▶ _Instructions for the task_
Note each line of the listing that contains the string "JSON", and copy it.
---*---
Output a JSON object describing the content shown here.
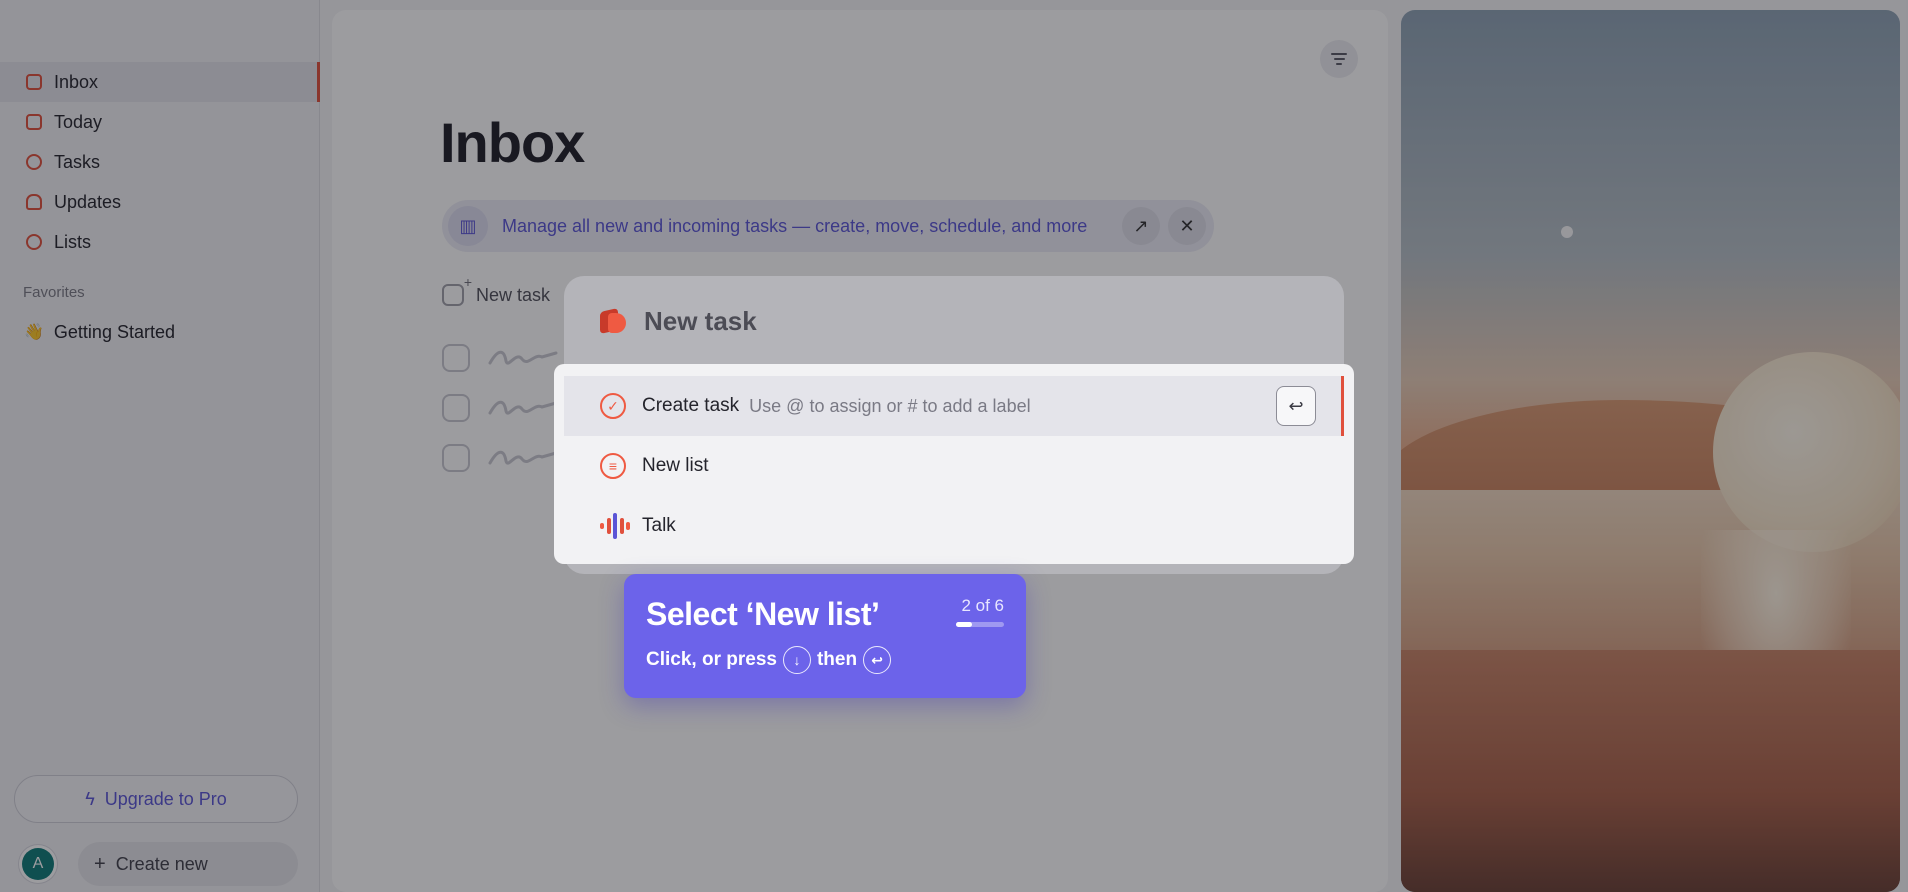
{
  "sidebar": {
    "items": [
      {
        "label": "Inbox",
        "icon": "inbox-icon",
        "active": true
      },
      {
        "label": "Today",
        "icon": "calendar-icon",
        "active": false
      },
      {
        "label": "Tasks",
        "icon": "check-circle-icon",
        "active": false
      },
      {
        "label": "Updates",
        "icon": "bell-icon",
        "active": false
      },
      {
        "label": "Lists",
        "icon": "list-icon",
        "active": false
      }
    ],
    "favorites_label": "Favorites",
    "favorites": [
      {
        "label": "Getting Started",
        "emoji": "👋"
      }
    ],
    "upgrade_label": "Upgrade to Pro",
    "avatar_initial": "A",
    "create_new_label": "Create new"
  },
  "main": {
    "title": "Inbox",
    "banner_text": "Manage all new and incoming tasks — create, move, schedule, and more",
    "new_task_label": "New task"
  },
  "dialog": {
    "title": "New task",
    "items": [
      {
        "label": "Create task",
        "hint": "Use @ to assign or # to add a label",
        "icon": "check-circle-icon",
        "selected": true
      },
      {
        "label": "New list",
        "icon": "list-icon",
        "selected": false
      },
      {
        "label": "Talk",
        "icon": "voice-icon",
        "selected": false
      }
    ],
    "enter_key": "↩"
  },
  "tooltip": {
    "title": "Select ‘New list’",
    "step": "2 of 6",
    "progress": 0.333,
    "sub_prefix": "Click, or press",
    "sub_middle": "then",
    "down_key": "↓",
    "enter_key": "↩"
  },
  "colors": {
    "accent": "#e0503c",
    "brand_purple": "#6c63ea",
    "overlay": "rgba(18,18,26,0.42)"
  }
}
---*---
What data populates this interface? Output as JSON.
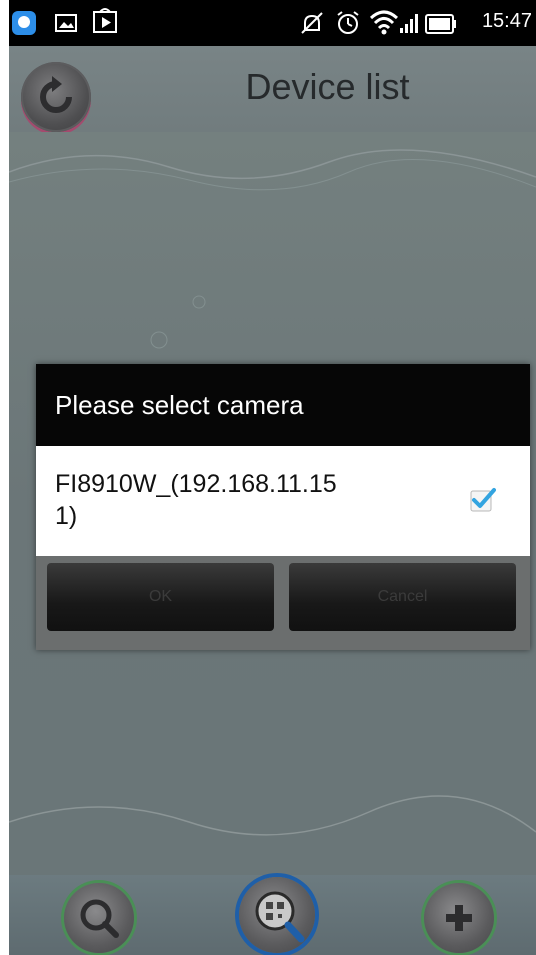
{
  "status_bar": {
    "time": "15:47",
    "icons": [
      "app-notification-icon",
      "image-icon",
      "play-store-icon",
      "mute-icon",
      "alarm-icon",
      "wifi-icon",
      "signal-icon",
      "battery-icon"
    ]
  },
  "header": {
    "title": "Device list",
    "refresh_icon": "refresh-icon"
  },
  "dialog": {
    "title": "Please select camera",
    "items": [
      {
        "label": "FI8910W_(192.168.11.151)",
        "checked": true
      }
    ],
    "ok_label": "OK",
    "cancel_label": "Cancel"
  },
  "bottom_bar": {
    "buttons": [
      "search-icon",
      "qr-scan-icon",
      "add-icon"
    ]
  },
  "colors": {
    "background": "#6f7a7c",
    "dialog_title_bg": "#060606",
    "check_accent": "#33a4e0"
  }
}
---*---
▶ _Task result_
Output a JSON object describing the content shown here.
What data populates this interface? Output as JSON.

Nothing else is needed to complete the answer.